(DATA FOR PROCESSING begins)

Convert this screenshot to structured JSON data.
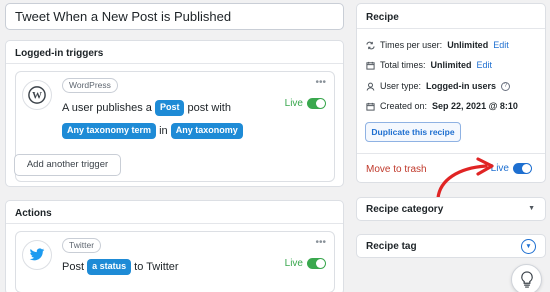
{
  "recipe_title": "Tweet When a New Post is Published",
  "triggers": {
    "heading": "Logged-in triggers",
    "integration": "WordPress",
    "sentence": {
      "part1": "A user publishes a",
      "token_post": "Post",
      "part2": "post with",
      "token_term": "Any taxonomy term",
      "part3": "in",
      "token_tax": "Any taxonomy"
    },
    "status": "Live",
    "add_button": "Add another trigger"
  },
  "actions": {
    "heading": "Actions",
    "integration": "Twitter",
    "sentence": {
      "part1": "Post",
      "token_status": "a status",
      "part2": "to Twitter"
    },
    "status": "Live"
  },
  "recipe_panel": {
    "heading": "Recipe",
    "times_per_user_label": "Times per user:",
    "times_per_user_value": "Unlimited",
    "total_times_label": "Total times:",
    "total_times_value": "Unlimited",
    "edit_label": "Edit",
    "user_type_label": "User type:",
    "user_type_value": "Logged-in users",
    "help_glyph": "?",
    "created_label": "Created on:",
    "created_value": "Sep 22, 2021 @ 8:10",
    "duplicate_button": "Duplicate this recipe",
    "trash_link": "Move to trash",
    "status": "Live"
  },
  "recipe_category": {
    "heading": "Recipe category"
  },
  "recipe_tag": {
    "heading": "Recipe tag"
  },
  "colors": {
    "accent": "#1e8bd6",
    "live_green": "#3aa84e",
    "live_blue": "#1e6fd0",
    "danger": "#c0392b",
    "annotation": "#e02424"
  }
}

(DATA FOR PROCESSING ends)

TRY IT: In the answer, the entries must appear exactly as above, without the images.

RESULT OF THIS EXERCISE:
Convert this screenshot to structured JSON data.
{
  "recipe_title": "Tweet When a New Post is Published",
  "triggers": {
    "heading": "Logged-in triggers",
    "integration": "WordPress",
    "sentence": {
      "part1": "A user publishes a",
      "token_post": "Post",
      "part2": "post with",
      "token_term": "Any taxonomy term",
      "part3": "in",
      "token_tax": "Any taxonomy"
    },
    "status": "Live",
    "add_button": "Add another trigger"
  },
  "actions": {
    "heading": "Actions",
    "integration": "Twitter",
    "sentence": {
      "part1": "Post",
      "token_status": "a status",
      "part2": "to Twitter"
    },
    "status": "Live"
  },
  "recipe_panel": {
    "heading": "Recipe",
    "times_per_user_label": "Times per user:",
    "times_per_user_value": "Unlimited",
    "total_times_label": "Total times:",
    "total_times_value": "Unlimited",
    "edit_label": "Edit",
    "user_type_label": "User type:",
    "user_type_value": "Logged-in users",
    "help_glyph": "?",
    "created_label": "Created on:",
    "created_value": "Sep 22, 2021 @ 8:10",
    "duplicate_button": "Duplicate this recipe",
    "trash_link": "Move to trash",
    "status": "Live"
  },
  "recipe_category": {
    "heading": "Recipe category"
  },
  "recipe_tag": {
    "heading": "Recipe tag"
  },
  "colors": {
    "accent": "#1e8bd6",
    "live_green": "#3aa84e",
    "live_blue": "#1e6fd0",
    "danger": "#c0392b",
    "annotation": "#e02424"
  }
}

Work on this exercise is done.